A lottery is a contest where players buy tickets to win money. They can also be a way for governments to raise funds for various public uses. Some examples of lotteries include subsidized housing, kindergarten placements, and even draft picks in sports.
Lotteries are a form of gambling that can be found throughout the world. They have been around for centuries and are a popular and easy way to raise money. However, they can also be a risky form of investment, and the probability of winning the jackpot is very low.
The history of the lottery dates back to ancient times, when Moses and Roman emperors would organize contests to give away land or slaves. Those that won were usually given a large sum of money.
Today, lotteries are popular in most states across the country.
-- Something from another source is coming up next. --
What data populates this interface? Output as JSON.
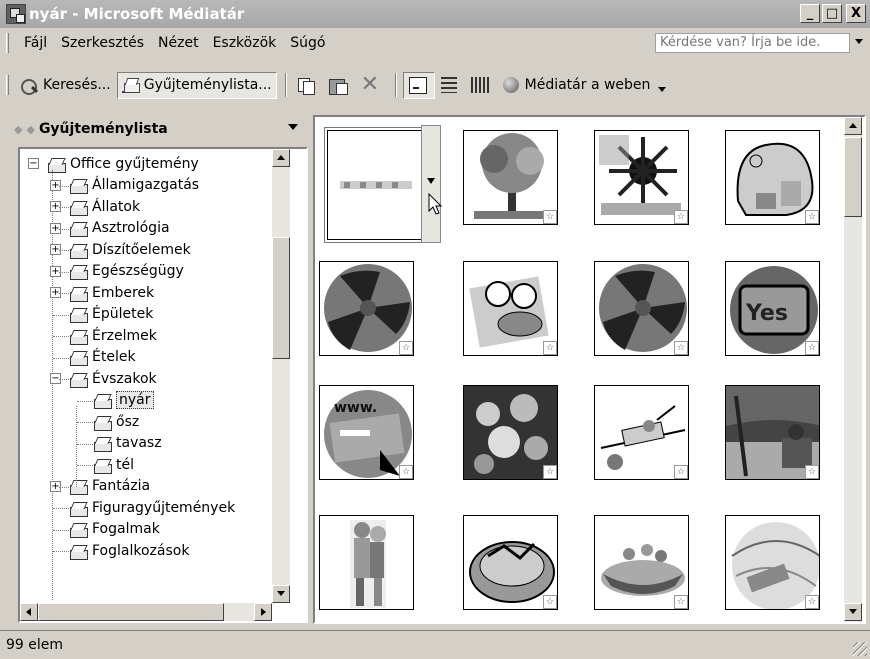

They are a good way to raise money for school districts, state parks, or any other worthwhile cause. Some states even donate a percentage of ticket sales to local causes, which helps the community.
Winning the lottery can be a dream come true for many people. They can use their winnings to fund a vacation or help them out financially. But there are a few things you should know before entering the draw.
First, it is important to understand how the lottery works. It is random and the odds are very small, but there is still hope of winning. In fact, there is a chance that you could win the Mega Millions jackpot.
Second, it is important to understand that there are ways to increase your chances of winning the lottery. One of the best strategies is to choose numbers that are considered lucky. These are often birthdays or other numbers associated with a person’s family. It is also possible to pick a sequence of numbers that have occurred in the past, but this is not a guaranteed strategy.
Third, it is important to consider the cost of buying a ticket. Depending on the game and its frequency, you could be spending as much as $500 for a single ticket. Those costs can quickly add up, and it is recommended that you never spend more than you can afford.
Fourth, it is important to understand the tax implications of winning the lottery. Those who win the Mega Millions jackpot can expect to pay taxes on up to half of their winnings, and those who are lucky enough to win the Powerball can be subject to substantial tax payments. Those that win the lottery are also more likely to go bankrupt than those that don’t.
Fifth, it is important to understand the legality of winning a lottery. Each state has its own rules regarding how winners are recognized and who can claim the prize. It is important to follow these rules, and to avoid getting scammed by unreputable people.
If you want to boost your chances of winning the lottery, you should try to choose a smaller game with fewer combinations of numbers. This can dramatically improve your chances of winning the jackpot. There are several regional lotteries that have better odds than national lottery games like the Mega Millions and Powerball.